Materials provided:
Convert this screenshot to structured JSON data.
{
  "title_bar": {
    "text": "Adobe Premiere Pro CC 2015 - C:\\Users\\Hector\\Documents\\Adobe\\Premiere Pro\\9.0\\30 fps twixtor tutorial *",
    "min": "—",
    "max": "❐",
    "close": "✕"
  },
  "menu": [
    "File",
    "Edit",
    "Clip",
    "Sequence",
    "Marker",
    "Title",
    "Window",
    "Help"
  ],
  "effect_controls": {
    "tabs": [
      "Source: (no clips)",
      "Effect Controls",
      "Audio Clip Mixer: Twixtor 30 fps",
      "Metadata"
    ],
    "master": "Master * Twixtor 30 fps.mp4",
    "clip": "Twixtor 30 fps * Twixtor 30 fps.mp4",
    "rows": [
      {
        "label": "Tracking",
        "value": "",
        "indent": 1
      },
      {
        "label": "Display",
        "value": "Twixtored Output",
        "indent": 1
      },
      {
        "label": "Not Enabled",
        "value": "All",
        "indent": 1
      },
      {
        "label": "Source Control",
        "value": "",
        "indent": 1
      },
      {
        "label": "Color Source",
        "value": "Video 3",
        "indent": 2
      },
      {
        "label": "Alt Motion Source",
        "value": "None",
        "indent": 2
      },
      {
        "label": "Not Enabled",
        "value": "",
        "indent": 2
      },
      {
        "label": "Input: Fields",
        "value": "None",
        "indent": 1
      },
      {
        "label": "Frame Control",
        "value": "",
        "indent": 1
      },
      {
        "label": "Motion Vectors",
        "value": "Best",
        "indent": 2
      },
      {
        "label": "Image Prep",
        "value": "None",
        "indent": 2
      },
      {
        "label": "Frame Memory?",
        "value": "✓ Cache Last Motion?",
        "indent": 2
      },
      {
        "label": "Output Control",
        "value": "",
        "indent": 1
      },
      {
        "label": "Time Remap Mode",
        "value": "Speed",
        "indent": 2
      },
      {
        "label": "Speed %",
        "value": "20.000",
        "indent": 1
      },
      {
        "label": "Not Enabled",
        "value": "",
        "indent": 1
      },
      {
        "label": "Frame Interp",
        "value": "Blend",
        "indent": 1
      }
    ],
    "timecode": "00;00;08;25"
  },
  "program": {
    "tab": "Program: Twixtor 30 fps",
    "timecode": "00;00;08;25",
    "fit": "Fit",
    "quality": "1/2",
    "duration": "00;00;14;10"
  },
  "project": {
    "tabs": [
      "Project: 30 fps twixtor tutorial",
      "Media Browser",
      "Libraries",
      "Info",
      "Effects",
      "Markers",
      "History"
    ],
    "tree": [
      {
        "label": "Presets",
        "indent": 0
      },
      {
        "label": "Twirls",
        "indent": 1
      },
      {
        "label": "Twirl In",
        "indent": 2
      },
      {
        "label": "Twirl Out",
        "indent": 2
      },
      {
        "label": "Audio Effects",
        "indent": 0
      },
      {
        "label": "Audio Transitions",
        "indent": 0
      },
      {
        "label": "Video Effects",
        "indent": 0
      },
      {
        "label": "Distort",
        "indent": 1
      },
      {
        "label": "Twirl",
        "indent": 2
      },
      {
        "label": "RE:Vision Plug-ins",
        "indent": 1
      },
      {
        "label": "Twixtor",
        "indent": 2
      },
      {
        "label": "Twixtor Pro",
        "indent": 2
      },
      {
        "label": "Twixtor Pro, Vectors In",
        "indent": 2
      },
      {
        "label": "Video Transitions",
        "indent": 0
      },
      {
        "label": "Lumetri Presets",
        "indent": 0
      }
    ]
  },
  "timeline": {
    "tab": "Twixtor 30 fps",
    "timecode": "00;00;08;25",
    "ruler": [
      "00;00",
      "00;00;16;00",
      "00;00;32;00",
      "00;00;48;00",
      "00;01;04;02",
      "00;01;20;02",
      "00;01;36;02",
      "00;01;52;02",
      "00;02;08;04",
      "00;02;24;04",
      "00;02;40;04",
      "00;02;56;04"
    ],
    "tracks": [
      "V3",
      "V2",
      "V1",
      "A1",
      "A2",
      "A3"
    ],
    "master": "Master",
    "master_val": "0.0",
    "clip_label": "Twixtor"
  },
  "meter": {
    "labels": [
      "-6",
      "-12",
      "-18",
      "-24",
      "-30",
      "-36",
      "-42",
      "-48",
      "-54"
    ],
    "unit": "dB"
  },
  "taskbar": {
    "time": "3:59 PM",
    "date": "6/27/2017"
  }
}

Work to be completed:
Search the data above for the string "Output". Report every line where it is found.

Answer for the task:
        "value": "Twixtored Output",
        "label": "Output Control",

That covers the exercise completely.